Marine Link
Tuesday, December 6, 2016

Indian Court Renders Decision on Carrier's Responsibility

April 14, 2003

The high court in Kerala, India, has rendered a landmark decision holding that the burden of narrating what happened on board a vessel on the high seas in the lead-up to a fire and consequent loss of cargo is upon the shipowner. The case related to short-delivery due to fire in a cargo of ammunition comprising charges, fuses and projectiles on board the vessel 'Indian Grace' during its voyage from Udevella to Cochin. The division bench comprising Justice K S Radhakrishnan and Justice K Padmanabhan Nair held that it was the bounden duty of the carrier to explain in what manner the fire occurred on board the ship, and that the said onus could not be shifted to the plaintiff (government of India). Their lordships took note of the statement in the deposition of Richard Knott of Brooks Bell and Co that the fire could have originated from a discarded lighted cigarette tossed by the stevedores through the channel of the ship leading to the bottom of the hold, where a cargo of paper pulp was stowed. The high court rendered its judgment in an appeal brought by the shipowner against the judgment of the trial court which had found the shipowner negligent in stowing together cargo comprising ammunition and paper pulp. The trial court declined to acknowledge the validity of a certificate issued by Swedish port authorities evidencing that the vessel was stowed in accordance with the IMDG Code. Dismissing the appeal, the high court deviated from its earlier reported decisions wherein it had been held that, once the shipowner has discharged its burden of proving that the loss occurred as a result of an excepted peril, the onus would then shift to the cargo owner to show that the carrier was not entitled to the benefit of exceptions under Article IV Rule 2 (b) of the Hague Rules scheduled to the Indian Carriage of Goods by Sea Act, 1925. The contention of the shipowner that it was not liable as per the terms of contract and the law for any loss resulting from the negligence of its servants and agents was rejected by the court. Source: Maritime Advocate


 
Maritime Reporter Magazine Cover Nov 2016 - Workboat Edition

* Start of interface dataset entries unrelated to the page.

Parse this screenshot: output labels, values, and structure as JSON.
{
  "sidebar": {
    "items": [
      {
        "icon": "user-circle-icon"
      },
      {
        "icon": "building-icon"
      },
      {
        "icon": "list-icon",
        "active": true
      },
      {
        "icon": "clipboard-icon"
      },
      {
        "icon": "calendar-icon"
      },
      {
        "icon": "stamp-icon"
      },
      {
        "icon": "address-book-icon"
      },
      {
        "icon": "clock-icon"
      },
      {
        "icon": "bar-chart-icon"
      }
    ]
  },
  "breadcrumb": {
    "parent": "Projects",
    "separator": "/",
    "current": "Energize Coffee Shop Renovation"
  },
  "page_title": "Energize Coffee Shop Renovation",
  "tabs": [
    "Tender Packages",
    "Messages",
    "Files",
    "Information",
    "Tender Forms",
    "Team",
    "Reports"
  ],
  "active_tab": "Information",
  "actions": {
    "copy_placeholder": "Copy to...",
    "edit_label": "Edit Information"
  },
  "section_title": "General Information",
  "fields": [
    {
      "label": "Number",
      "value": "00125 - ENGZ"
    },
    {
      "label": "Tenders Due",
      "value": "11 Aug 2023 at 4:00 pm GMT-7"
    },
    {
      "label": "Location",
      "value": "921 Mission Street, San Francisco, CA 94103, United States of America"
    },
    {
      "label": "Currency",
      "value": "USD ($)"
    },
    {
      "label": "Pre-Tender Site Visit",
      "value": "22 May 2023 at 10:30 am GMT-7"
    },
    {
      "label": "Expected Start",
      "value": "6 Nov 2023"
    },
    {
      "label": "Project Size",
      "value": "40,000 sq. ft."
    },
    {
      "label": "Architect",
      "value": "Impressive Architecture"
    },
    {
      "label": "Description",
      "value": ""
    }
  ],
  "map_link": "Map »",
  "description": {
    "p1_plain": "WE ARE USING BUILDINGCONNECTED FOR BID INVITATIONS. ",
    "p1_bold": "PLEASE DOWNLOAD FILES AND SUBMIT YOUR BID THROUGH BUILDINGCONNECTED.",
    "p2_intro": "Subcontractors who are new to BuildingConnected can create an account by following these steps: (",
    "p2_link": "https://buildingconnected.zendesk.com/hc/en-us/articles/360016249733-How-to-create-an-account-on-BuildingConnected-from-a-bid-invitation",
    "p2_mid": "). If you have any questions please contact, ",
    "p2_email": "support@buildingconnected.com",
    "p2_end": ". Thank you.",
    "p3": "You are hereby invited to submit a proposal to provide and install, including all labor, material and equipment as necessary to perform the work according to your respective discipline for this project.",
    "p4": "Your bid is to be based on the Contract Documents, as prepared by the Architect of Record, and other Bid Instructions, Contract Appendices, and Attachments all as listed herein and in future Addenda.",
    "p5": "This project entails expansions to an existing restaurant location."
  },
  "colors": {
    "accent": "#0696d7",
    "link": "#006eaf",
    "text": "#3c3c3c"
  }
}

Maritime Reporter and Engineering News’ first edition was published in New York City in 1883 and became our flagship publication in 1939. It is the world’s largest audited circulation magazine serving the global maritime industry, delivering more insightful editorial and news to more industry decision makers than any other source.

Subscribe
Maritime Reporter E-News subscription

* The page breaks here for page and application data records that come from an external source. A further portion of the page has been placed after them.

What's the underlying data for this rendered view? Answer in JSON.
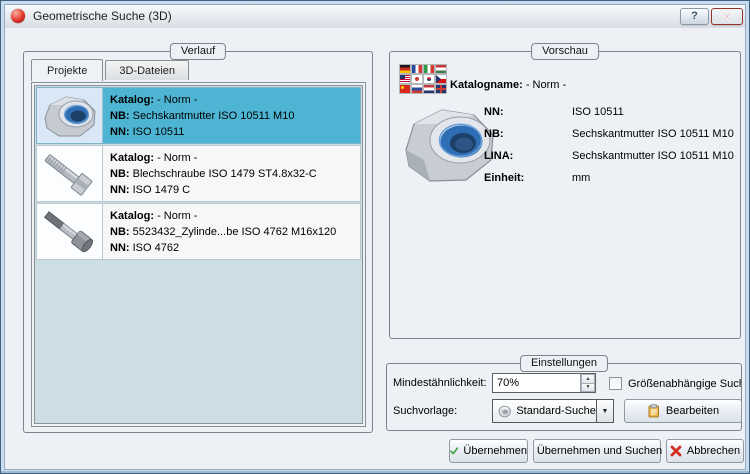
{
  "window": {
    "title": "Geometrische Suche (3D)",
    "help": "?"
  },
  "verlauf": {
    "label": "Verlauf",
    "tabs": [
      {
        "label": "Projekte"
      },
      {
        "label": "3D-Dateien"
      }
    ],
    "items": [
      {
        "katalog_label": "Katalog:",
        "katalog": "- Norm -",
        "nb_label": "NB:",
        "nb": "Sechskantmutter ISO 10511 M10",
        "nn_label": "NN:",
        "nn": "ISO 10511",
        "thumbnail": "locknut",
        "selected": true
      },
      {
        "katalog_label": "Katalog:",
        "katalog": "- Norm -",
        "nb_label": "NB:",
        "nb": "Blechschraube ISO 1479 ST4.8x32-C",
        "nn_label": "NN:",
        "nn": "ISO 1479 C",
        "thumbnail": "hex-screw",
        "selected": false
      },
      {
        "katalog_label": "Katalog:",
        "katalog": "- Norm -",
        "nb_label": "NB:",
        "nb": "5523432_Zylinde...be ISO 4762 M16x120",
        "nn_label": "NN:",
        "nn": "ISO 4762",
        "thumbnail": "socket-screw",
        "selected": false
      }
    ]
  },
  "vorschau": {
    "label": "Vorschau",
    "katalogname_label": "Katalogname:",
    "katalogname_value": "- Norm -",
    "fields": [
      {
        "label": "NN:",
        "value": "ISO 10511"
      },
      {
        "label": "NB:",
        "value": "Sechskantmutter ISO 10511 M10"
      },
      {
        "label": "LINA:",
        "value": "Sechskantmutter ISO 10511 M10"
      },
      {
        "label": "Einheit:",
        "value": "mm"
      }
    ]
  },
  "einstellungen": {
    "label": "Einstellungen",
    "min_similarity_label": "Mindestähnlichkeit:",
    "min_similarity_value": "70%",
    "size_dependent_label": "Größenabhängige Suche",
    "size_dependent_checked": false,
    "search_template_label": "Suchvorlage:",
    "search_template_value": "Standard-Suche",
    "edit_button_label": "Bearbeiten"
  },
  "footer": {
    "apply_label": "Übernehmen",
    "apply_search_label": "Übernehmen und Suchen",
    "cancel_label": "Abbrechen"
  },
  "colors": {
    "selection_cyan": "#4db5d3",
    "list_background": "#cddde4",
    "close_button_red": "#c23a2e",
    "check_green": "#3fa53f",
    "cancel_red": "#d22d22",
    "nut_insert_blue": "#2f6db4"
  }
}
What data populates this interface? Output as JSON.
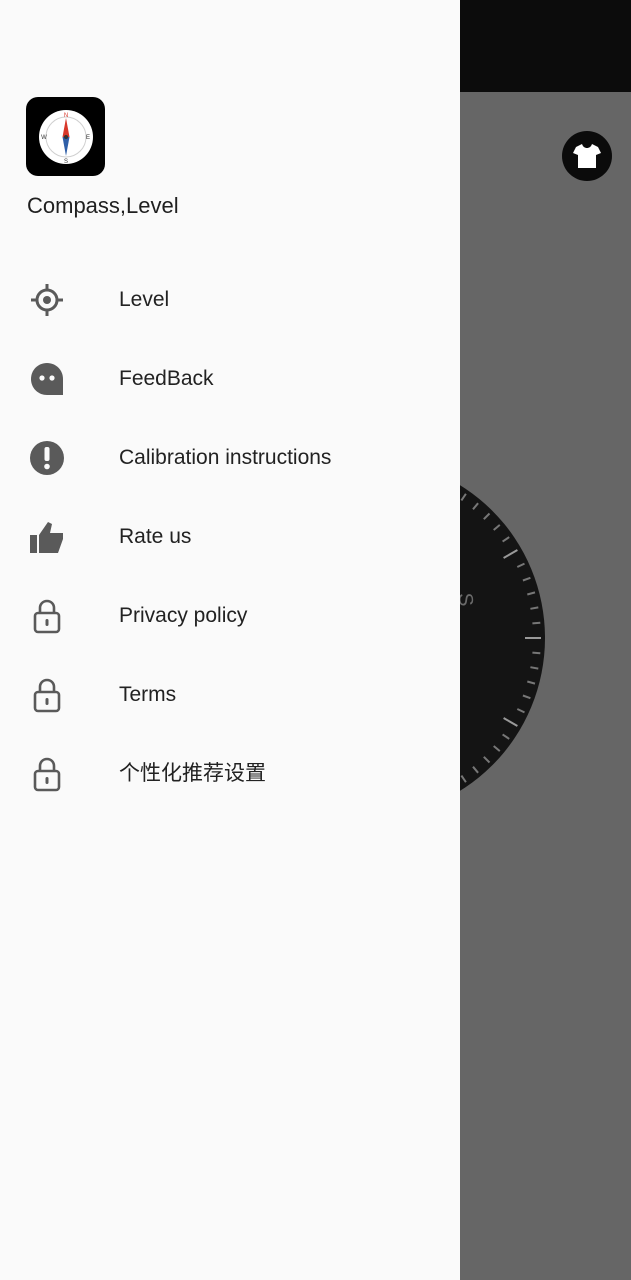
{
  "app": {
    "name": "Compass,Level"
  },
  "logo": {
    "letters": [
      "N",
      "E",
      "S",
      "W"
    ]
  },
  "menu": {
    "items": [
      {
        "label": "Level",
        "icon": "crosshair-icon"
      },
      {
        "label": "FeedBack",
        "icon": "feedback-icon"
      },
      {
        "label": "Calibration instructions",
        "icon": "exclamation-icon"
      },
      {
        "label": "Rate us",
        "icon": "thumbs-up-icon"
      },
      {
        "label": "Privacy policy",
        "icon": "lock-icon"
      },
      {
        "label": "Terms",
        "icon": "lock-icon"
      },
      {
        "label": "个性化推荐设置",
        "icon": "lock-icon"
      }
    ]
  },
  "background": {
    "dial_letter": "S",
    "theme_icon": "shirt-icon"
  },
  "colors": {
    "drawer": "#fafafa",
    "scrim": "#666666",
    "status_bar": "#0c0c0c",
    "icon_gray": "#555555",
    "text": "#222222"
  }
}
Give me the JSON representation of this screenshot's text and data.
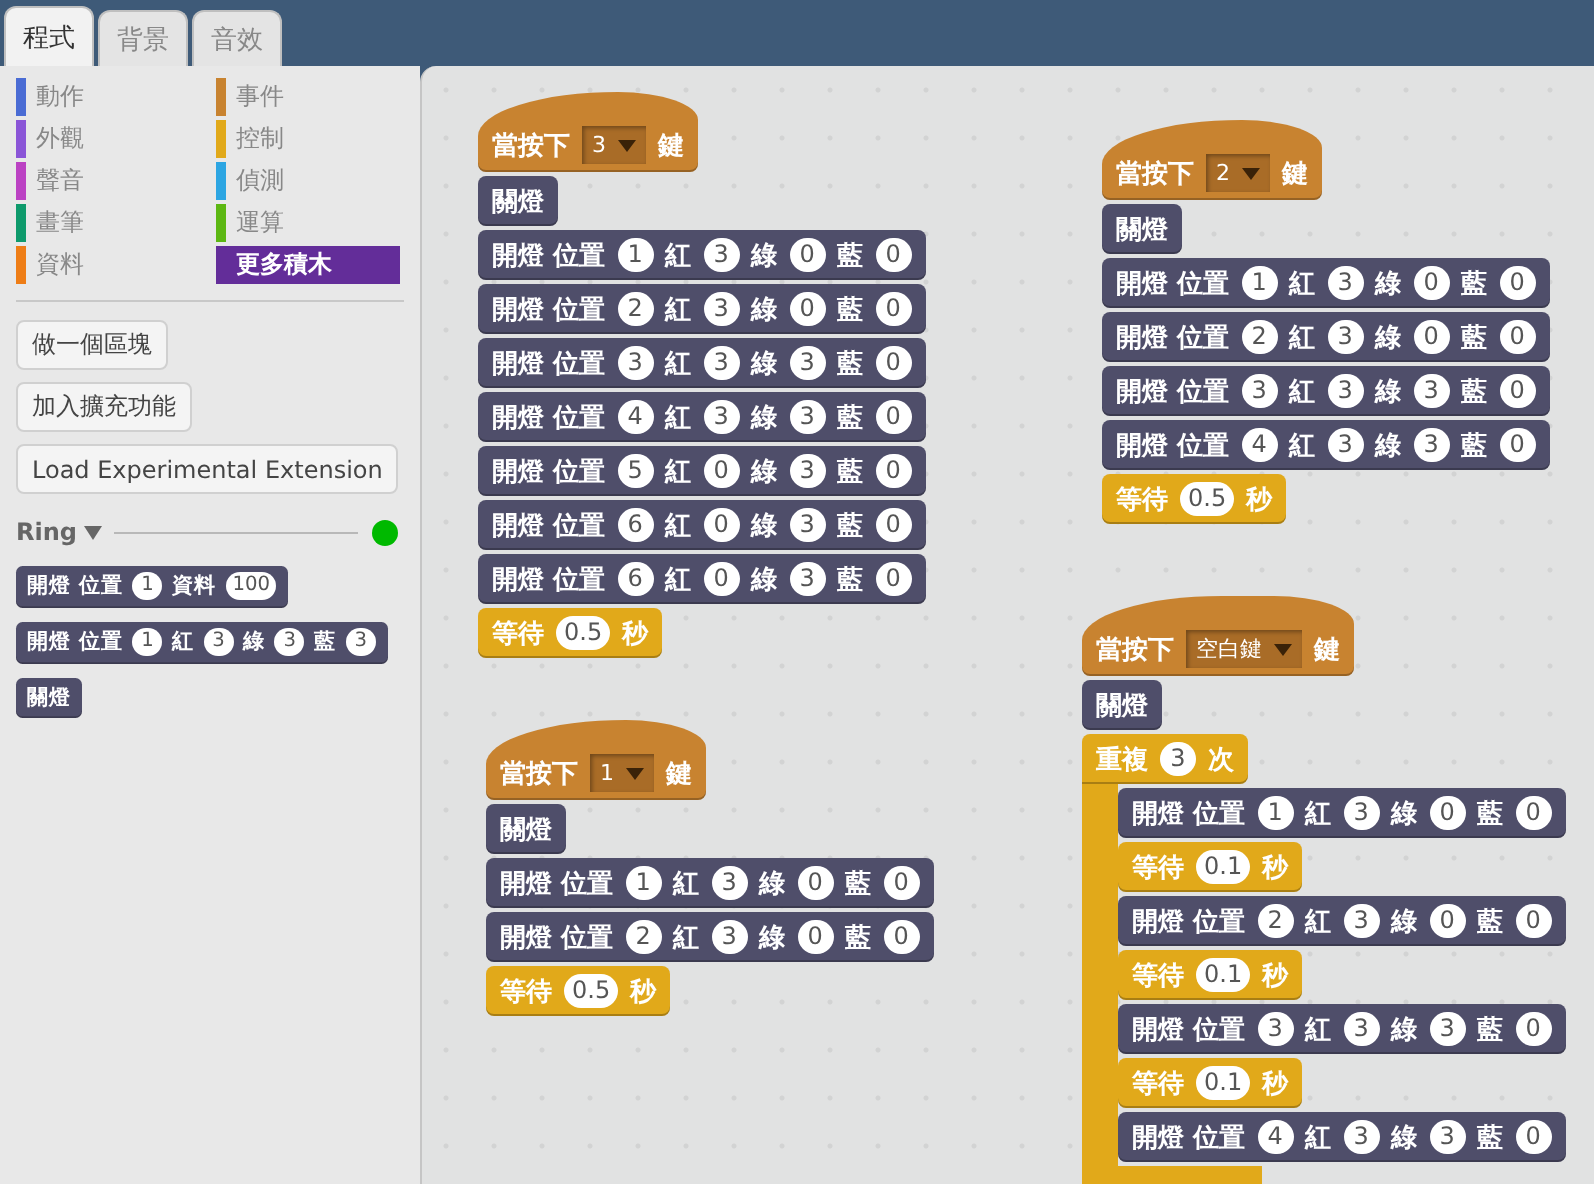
{
  "tabs": [
    {
      "label": "程式",
      "selected": true
    },
    {
      "label": "背景",
      "selected": false
    },
    {
      "label": "音效",
      "selected": false
    }
  ],
  "categories": [
    {
      "label": "動作",
      "color": "#4a6cd4",
      "selected": false
    },
    {
      "label": "事件",
      "color": "#c88330",
      "selected": false
    },
    {
      "label": "外觀",
      "color": "#8a55d7",
      "selected": false
    },
    {
      "label": "控制",
      "color": "#e1a91a",
      "selected": false
    },
    {
      "label": "聲音",
      "color": "#bb42c3",
      "selected": false
    },
    {
      "label": "偵測",
      "color": "#2ca5e2",
      "selected": false
    },
    {
      "label": "畫筆",
      "color": "#0e9a6c",
      "selected": false
    },
    {
      "label": "運算",
      "color": "#5cb712",
      "selected": false
    },
    {
      "label": "資料",
      "color": "#ee7d16",
      "selected": false
    },
    {
      "label": "更多積木",
      "color": "#632d99",
      "selected": true
    }
  ],
  "buttons": [
    "做一個區塊",
    "加入擴充功能",
    "Load Experimental Extension"
  ],
  "extension": {
    "name": "Ring",
    "connected": true
  },
  "palette_blocks": [
    {
      "kind": "command",
      "parts": [
        {
          "kind": "label",
          "text": "開燈 位置"
        },
        {
          "kind": "number",
          "text": "1"
        },
        {
          "kind": "label",
          "text": "資料"
        },
        {
          "kind": "number",
          "text": "100"
        }
      ]
    },
    {
      "kind": "command",
      "parts": [
        {
          "kind": "label",
          "text": "開燈 位置"
        },
        {
          "kind": "number",
          "text": "1"
        },
        {
          "kind": "label",
          "text": "紅"
        },
        {
          "kind": "number",
          "text": "3"
        },
        {
          "kind": "label",
          "text": "綠"
        },
        {
          "kind": "number",
          "text": "3"
        },
        {
          "kind": "label",
          "text": "藍"
        },
        {
          "kind": "number",
          "text": "3"
        }
      ]
    },
    {
      "kind": "command",
      "parts": [
        {
          "kind": "label",
          "text": "關燈"
        }
      ]
    }
  ],
  "scripts": [
    {
      "blocks": [
        {
          "kind": "hat",
          "parts": [
            {
              "kind": "label",
              "text": "當按下"
            },
            {
              "kind": "dropdown",
              "text": "3"
            },
            {
              "kind": "label",
              "text": "鍵"
            }
          ]
        },
        {
          "kind": "command",
          "parts": [
            {
              "kind": "label",
              "text": "關燈"
            }
          ]
        },
        {
          "kind": "command",
          "parts": [
            {
              "kind": "label",
              "text": "開燈 位置"
            },
            {
              "kind": "number",
              "text": "1"
            },
            {
              "kind": "label",
              "text": "紅"
            },
            {
              "kind": "number",
              "text": "3"
            },
            {
              "kind": "label",
              "text": "綠"
            },
            {
              "kind": "number",
              "text": "0"
            },
            {
              "kind": "label",
              "text": "藍"
            },
            {
              "kind": "number",
              "text": "0"
            }
          ]
        },
        {
          "kind": "command",
          "parts": [
            {
              "kind": "label",
              "text": "開燈 位置"
            },
            {
              "kind": "number",
              "text": "2"
            },
            {
              "kind": "label",
              "text": "紅"
            },
            {
              "kind": "number",
              "text": "3"
            },
            {
              "kind": "label",
              "text": "綠"
            },
            {
              "kind": "number",
              "text": "0"
            },
            {
              "kind": "label",
              "text": "藍"
            },
            {
              "kind": "number",
              "text": "0"
            }
          ]
        },
        {
          "kind": "command",
          "parts": [
            {
              "kind": "label",
              "text": "開燈 位置"
            },
            {
              "kind": "number",
              "text": "3"
            },
            {
              "kind": "label",
              "text": "紅"
            },
            {
              "kind": "number",
              "text": "3"
            },
            {
              "kind": "label",
              "text": "綠"
            },
            {
              "kind": "number",
              "text": "3"
            },
            {
              "kind": "label",
              "text": "藍"
            },
            {
              "kind": "number",
              "text": "0"
            }
          ]
        },
        {
          "kind": "command",
          "parts": [
            {
              "kind": "label",
              "text": "開燈 位置"
            },
            {
              "kind": "number",
              "text": "4"
            },
            {
              "kind": "label",
              "text": "紅"
            },
            {
              "kind": "number",
              "text": "3"
            },
            {
              "kind": "label",
              "text": "綠"
            },
            {
              "kind": "number",
              "text": "3"
            },
            {
              "kind": "label",
              "text": "藍"
            },
            {
              "kind": "number",
              "text": "0"
            }
          ]
        },
        {
          "kind": "command",
          "parts": [
            {
              "kind": "label",
              "text": "開燈 位置"
            },
            {
              "kind": "number",
              "text": "5"
            },
            {
              "kind": "label",
              "text": "紅"
            },
            {
              "kind": "number",
              "text": "0"
            },
            {
              "kind": "label",
              "text": "綠"
            },
            {
              "kind": "number",
              "text": "3"
            },
            {
              "kind": "label",
              "text": "藍"
            },
            {
              "kind": "number",
              "text": "0"
            }
          ]
        },
        {
          "kind": "command",
          "parts": [
            {
              "kind": "label",
              "text": "開燈 位置"
            },
            {
              "kind": "number",
              "text": "6"
            },
            {
              "kind": "label",
              "text": "紅"
            },
            {
              "kind": "number",
              "text": "0"
            },
            {
              "kind": "label",
              "text": "綠"
            },
            {
              "kind": "number",
              "text": "3"
            },
            {
              "kind": "label",
              "text": "藍"
            },
            {
              "kind": "number",
              "text": "0"
            }
          ]
        },
        {
          "kind": "command",
          "parts": [
            {
              "kind": "label",
              "text": "開燈 位置"
            },
            {
              "kind": "number",
              "text": "6"
            },
            {
              "kind": "label",
              "text": "紅"
            },
            {
              "kind": "number",
              "text": "0"
            },
            {
              "kind": "label",
              "text": "綠"
            },
            {
              "kind": "number",
              "text": "3"
            },
            {
              "kind": "label",
              "text": "藍"
            },
            {
              "kind": "number",
              "text": "0"
            }
          ]
        },
        {
          "kind": "wait",
          "parts": [
            {
              "kind": "label",
              "text": "等待"
            },
            {
              "kind": "number",
              "text": "0.5"
            },
            {
              "kind": "label",
              "text": "秒"
            }
          ]
        }
      ]
    },
    {
      "blocks": [
        {
          "kind": "hat",
          "parts": [
            {
              "kind": "label",
              "text": "當按下"
            },
            {
              "kind": "dropdown",
              "text": "2"
            },
            {
              "kind": "label",
              "text": "鍵"
            }
          ]
        },
        {
          "kind": "command",
          "parts": [
            {
              "kind": "label",
              "text": "關燈"
            }
          ]
        },
        {
          "kind": "command",
          "parts": [
            {
              "kind": "label",
              "text": "開燈 位置"
            },
            {
              "kind": "number",
              "text": "1"
            },
            {
              "kind": "label",
              "text": "紅"
            },
            {
              "kind": "number",
              "text": "3"
            },
            {
              "kind": "label",
              "text": "綠"
            },
            {
              "kind": "number",
              "text": "0"
            },
            {
              "kind": "label",
              "text": "藍"
            },
            {
              "kind": "number",
              "text": "0"
            }
          ]
        },
        {
          "kind": "command",
          "parts": [
            {
              "kind": "label",
              "text": "開燈 位置"
            },
            {
              "kind": "number",
              "text": "2"
            },
            {
              "kind": "label",
              "text": "紅"
            },
            {
              "kind": "number",
              "text": "3"
            },
            {
              "kind": "label",
              "text": "綠"
            },
            {
              "kind": "number",
              "text": "0"
            },
            {
              "kind": "label",
              "text": "藍"
            },
            {
              "kind": "number",
              "text": "0"
            }
          ]
        },
        {
          "kind": "command",
          "parts": [
            {
              "kind": "label",
              "text": "開燈 位置"
            },
            {
              "kind": "number",
              "text": "3"
            },
            {
              "kind": "label",
              "text": "紅"
            },
            {
              "kind": "number",
              "text": "3"
            },
            {
              "kind": "label",
              "text": "綠"
            },
            {
              "kind": "number",
              "text": "3"
            },
            {
              "kind": "label",
              "text": "藍"
            },
            {
              "kind": "number",
              "text": "0"
            }
          ]
        },
        {
          "kind": "command",
          "parts": [
            {
              "kind": "label",
              "text": "開燈 位置"
            },
            {
              "kind": "number",
              "text": "4"
            },
            {
              "kind": "label",
              "text": "紅"
            },
            {
              "kind": "number",
              "text": "3"
            },
            {
              "kind": "label",
              "text": "綠"
            },
            {
              "kind": "number",
              "text": "3"
            },
            {
              "kind": "label",
              "text": "藍"
            },
            {
              "kind": "number",
              "text": "0"
            }
          ]
        },
        {
          "kind": "wait",
          "parts": [
            {
              "kind": "label",
              "text": "等待"
            },
            {
              "kind": "number",
              "text": "0.5"
            },
            {
              "kind": "label",
              "text": "秒"
            }
          ]
        }
      ]
    },
    {
      "blocks": [
        {
          "kind": "hat",
          "parts": [
            {
              "kind": "label",
              "text": "當按下"
            },
            {
              "kind": "dropdown",
              "text": "1"
            },
            {
              "kind": "label",
              "text": "鍵"
            }
          ]
        },
        {
          "kind": "command",
          "parts": [
            {
              "kind": "label",
              "text": "關燈"
            }
          ]
        },
        {
          "kind": "command",
          "parts": [
            {
              "kind": "label",
              "text": "開燈 位置"
            },
            {
              "kind": "number",
              "text": "1"
            },
            {
              "kind": "label",
              "text": "紅"
            },
            {
              "kind": "number",
              "text": "3"
            },
            {
              "kind": "label",
              "text": "綠"
            },
            {
              "kind": "number",
              "text": "0"
            },
            {
              "kind": "label",
              "text": "藍"
            },
            {
              "kind": "number",
              "text": "0"
            }
          ]
        },
        {
          "kind": "command",
          "parts": [
            {
              "kind": "label",
              "text": "開燈 位置"
            },
            {
              "kind": "number",
              "text": "2"
            },
            {
              "kind": "label",
              "text": "紅"
            },
            {
              "kind": "number",
              "text": "3"
            },
            {
              "kind": "label",
              "text": "綠"
            },
            {
              "kind": "number",
              "text": "0"
            },
            {
              "kind": "label",
              "text": "藍"
            },
            {
              "kind": "number",
              "text": "0"
            }
          ]
        },
        {
          "kind": "wait",
          "parts": [
            {
              "kind": "label",
              "text": "等待"
            },
            {
              "kind": "number",
              "text": "0.5"
            },
            {
              "kind": "label",
              "text": "秒"
            }
          ]
        }
      ]
    },
    {
      "blocks": [
        {
          "kind": "hat",
          "parts": [
            {
              "kind": "label",
              "text": "當按下"
            },
            {
              "kind": "dropdown",
              "text": "空白鍵"
            },
            {
              "kind": "label",
              "text": "鍵"
            }
          ]
        },
        {
          "kind": "command",
          "parts": [
            {
              "kind": "label",
              "text": "關燈"
            }
          ]
        },
        {
          "kind": "repeat",
          "parts": [
            {
              "kind": "label",
              "text": "重複"
            },
            {
              "kind": "number",
              "text": "3"
            },
            {
              "kind": "label",
              "text": "次"
            }
          ],
          "children": [
            {
              "kind": "command",
              "parts": [
                {
                  "kind": "label",
                  "text": "開燈 位置"
                },
                {
                  "kind": "number",
                  "text": "1"
                },
                {
                  "kind": "label",
                  "text": "紅"
                },
                {
                  "kind": "number",
                  "text": "3"
                },
                {
                  "kind": "label",
                  "text": "綠"
                },
                {
                  "kind": "number",
                  "text": "0"
                },
                {
                  "kind": "label",
                  "text": "藍"
                },
                {
                  "kind": "number",
                  "text": "0"
                }
              ]
            },
            {
              "kind": "wait",
              "parts": [
                {
                  "kind": "label",
                  "text": "等待"
                },
                {
                  "kind": "number",
                  "text": "0.1"
                },
                {
                  "kind": "label",
                  "text": "秒"
                }
              ]
            },
            {
              "kind": "command",
              "parts": [
                {
                  "kind": "label",
                  "text": "開燈 位置"
                },
                {
                  "kind": "number",
                  "text": "2"
                },
                {
                  "kind": "label",
                  "text": "紅"
                },
                {
                  "kind": "number",
                  "text": "3"
                },
                {
                  "kind": "label",
                  "text": "綠"
                },
                {
                  "kind": "number",
                  "text": "0"
                },
                {
                  "kind": "label",
                  "text": "藍"
                },
                {
                  "kind": "number",
                  "text": "0"
                }
              ]
            },
            {
              "kind": "wait",
              "parts": [
                {
                  "kind": "label",
                  "text": "等待"
                },
                {
                  "kind": "number",
                  "text": "0.1"
                },
                {
                  "kind": "label",
                  "text": "秒"
                }
              ]
            },
            {
              "kind": "command",
              "parts": [
                {
                  "kind": "label",
                  "text": "開燈 位置"
                },
                {
                  "kind": "number",
                  "text": "3"
                },
                {
                  "kind": "label",
                  "text": "紅"
                },
                {
                  "kind": "number",
                  "text": "3"
                },
                {
                  "kind": "label",
                  "text": "綠"
                },
                {
                  "kind": "number",
                  "text": "3"
                },
                {
                  "kind": "label",
                  "text": "藍"
                },
                {
                  "kind": "number",
                  "text": "0"
                }
              ]
            },
            {
              "kind": "wait",
              "parts": [
                {
                  "kind": "label",
                  "text": "等待"
                },
                {
                  "kind": "number",
                  "text": "0.1"
                },
                {
                  "kind": "label",
                  "text": "秒"
                }
              ]
            },
            {
              "kind": "command",
              "parts": [
                {
                  "kind": "label",
                  "text": "開燈 位置"
                },
                {
                  "kind": "number",
                  "text": "4"
                },
                {
                  "kind": "label",
                  "text": "紅"
                },
                {
                  "kind": "number",
                  "text": "3"
                },
                {
                  "kind": "label",
                  "text": "綠"
                },
                {
                  "kind": "number",
                  "text": "3"
                },
                {
                  "kind": "label",
                  "text": "藍"
                },
                {
                  "kind": "number",
                  "text": "0"
                }
              ]
            }
          ]
        }
      ]
    }
  ]
}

Maritime Reporter E-News is the subsea industry's largest circulation and most authoritative ENews Service, delivered to your Email three times per week

Subscribe for Maritime Reporter E-News